[Opening Provided records section]

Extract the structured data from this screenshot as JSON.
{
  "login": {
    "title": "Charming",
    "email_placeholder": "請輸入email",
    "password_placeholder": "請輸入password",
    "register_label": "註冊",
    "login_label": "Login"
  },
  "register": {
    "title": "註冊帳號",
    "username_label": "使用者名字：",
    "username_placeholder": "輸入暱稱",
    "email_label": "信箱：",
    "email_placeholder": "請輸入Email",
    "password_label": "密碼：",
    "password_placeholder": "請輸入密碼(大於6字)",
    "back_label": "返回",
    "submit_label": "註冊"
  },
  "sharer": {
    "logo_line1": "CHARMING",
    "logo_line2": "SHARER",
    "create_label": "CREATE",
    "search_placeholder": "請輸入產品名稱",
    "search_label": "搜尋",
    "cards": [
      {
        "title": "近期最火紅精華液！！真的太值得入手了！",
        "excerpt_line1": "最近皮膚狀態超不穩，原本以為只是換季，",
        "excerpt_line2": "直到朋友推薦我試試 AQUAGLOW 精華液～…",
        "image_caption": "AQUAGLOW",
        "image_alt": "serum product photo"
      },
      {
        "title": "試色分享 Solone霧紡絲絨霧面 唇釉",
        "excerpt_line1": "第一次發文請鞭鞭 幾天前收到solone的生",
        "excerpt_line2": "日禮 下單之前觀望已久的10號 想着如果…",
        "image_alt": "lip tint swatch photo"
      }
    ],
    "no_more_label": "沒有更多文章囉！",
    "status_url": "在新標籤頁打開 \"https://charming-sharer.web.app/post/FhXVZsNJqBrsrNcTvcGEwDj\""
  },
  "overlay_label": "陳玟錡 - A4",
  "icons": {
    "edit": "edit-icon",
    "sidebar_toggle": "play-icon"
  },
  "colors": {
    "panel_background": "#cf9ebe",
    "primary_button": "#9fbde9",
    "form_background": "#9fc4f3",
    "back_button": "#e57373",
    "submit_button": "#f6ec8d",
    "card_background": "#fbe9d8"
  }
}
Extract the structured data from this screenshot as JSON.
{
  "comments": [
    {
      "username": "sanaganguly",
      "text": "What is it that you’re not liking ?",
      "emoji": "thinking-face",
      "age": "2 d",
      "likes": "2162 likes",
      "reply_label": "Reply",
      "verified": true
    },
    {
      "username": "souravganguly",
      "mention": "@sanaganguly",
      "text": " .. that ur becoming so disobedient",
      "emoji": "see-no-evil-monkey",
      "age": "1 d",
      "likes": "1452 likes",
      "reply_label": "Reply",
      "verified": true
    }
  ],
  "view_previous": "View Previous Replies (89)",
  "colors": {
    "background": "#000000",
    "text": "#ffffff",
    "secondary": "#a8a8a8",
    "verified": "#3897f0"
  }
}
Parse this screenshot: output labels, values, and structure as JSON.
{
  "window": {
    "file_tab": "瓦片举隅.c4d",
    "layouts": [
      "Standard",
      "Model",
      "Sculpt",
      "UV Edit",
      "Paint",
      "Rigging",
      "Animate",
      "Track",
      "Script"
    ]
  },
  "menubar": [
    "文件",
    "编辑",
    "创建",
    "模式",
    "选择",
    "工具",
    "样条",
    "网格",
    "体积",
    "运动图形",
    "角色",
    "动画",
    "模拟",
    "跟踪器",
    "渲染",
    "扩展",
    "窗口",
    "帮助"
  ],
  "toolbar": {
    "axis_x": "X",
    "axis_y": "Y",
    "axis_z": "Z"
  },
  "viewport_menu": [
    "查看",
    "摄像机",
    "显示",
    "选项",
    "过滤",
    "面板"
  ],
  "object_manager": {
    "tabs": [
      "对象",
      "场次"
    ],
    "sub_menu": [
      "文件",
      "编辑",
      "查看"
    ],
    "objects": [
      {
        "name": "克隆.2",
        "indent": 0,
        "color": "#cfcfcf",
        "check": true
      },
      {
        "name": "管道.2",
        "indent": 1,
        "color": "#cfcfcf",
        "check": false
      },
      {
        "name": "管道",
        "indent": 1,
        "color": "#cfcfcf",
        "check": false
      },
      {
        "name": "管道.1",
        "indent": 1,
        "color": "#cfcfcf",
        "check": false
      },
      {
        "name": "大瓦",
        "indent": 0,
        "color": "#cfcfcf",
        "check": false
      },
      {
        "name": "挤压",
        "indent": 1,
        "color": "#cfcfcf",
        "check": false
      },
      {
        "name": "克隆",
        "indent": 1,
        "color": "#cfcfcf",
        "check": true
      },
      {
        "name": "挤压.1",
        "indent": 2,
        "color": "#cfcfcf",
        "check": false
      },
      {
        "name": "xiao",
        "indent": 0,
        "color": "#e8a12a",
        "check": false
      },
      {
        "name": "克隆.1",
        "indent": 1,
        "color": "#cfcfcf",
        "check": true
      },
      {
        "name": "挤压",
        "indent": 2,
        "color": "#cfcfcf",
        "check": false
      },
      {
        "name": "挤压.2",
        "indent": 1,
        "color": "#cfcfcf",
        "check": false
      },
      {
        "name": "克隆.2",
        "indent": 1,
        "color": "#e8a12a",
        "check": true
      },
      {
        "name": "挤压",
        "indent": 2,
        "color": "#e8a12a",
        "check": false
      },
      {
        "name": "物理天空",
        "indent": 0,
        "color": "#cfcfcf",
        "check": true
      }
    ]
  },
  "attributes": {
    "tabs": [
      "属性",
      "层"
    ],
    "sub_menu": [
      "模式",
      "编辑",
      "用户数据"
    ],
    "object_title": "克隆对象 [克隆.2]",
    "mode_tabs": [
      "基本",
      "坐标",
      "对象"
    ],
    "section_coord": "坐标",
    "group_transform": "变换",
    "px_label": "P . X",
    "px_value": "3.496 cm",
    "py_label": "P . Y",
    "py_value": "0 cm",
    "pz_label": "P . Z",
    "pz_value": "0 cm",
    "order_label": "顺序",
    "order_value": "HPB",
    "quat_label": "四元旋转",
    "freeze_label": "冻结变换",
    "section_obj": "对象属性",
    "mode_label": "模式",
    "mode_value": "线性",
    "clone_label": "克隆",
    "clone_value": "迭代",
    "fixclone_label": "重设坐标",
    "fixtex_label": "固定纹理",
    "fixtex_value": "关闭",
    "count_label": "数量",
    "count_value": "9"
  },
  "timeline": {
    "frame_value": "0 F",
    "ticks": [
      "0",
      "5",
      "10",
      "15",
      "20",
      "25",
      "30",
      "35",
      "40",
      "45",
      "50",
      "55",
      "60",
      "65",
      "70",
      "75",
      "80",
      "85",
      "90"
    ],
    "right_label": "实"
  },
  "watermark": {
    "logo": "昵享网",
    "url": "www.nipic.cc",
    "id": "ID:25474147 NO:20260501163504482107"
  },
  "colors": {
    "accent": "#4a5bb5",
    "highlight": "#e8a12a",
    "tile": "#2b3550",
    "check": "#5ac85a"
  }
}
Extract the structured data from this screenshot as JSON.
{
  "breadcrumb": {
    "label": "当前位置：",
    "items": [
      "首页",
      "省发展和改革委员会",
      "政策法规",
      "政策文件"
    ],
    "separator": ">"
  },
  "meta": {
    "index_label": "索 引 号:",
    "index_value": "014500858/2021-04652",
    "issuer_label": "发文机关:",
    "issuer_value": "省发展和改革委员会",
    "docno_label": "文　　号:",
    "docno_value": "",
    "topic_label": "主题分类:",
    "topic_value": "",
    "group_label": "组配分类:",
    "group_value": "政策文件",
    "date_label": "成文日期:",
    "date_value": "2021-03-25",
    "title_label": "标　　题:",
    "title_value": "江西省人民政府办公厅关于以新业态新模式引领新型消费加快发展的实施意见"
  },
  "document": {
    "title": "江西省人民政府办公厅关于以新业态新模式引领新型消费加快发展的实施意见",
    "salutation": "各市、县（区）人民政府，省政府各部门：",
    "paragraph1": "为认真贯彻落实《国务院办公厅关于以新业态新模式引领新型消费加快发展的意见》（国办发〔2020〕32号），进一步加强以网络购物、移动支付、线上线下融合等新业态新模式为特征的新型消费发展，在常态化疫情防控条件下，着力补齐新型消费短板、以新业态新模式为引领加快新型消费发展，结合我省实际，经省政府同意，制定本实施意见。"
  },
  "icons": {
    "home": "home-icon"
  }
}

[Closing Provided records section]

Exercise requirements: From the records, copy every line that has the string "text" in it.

Task solution:
      "text": "What is it that you’re not liking ?",
      "text": " .. that ur becoming so disobedient",
    "text": "#ffffff",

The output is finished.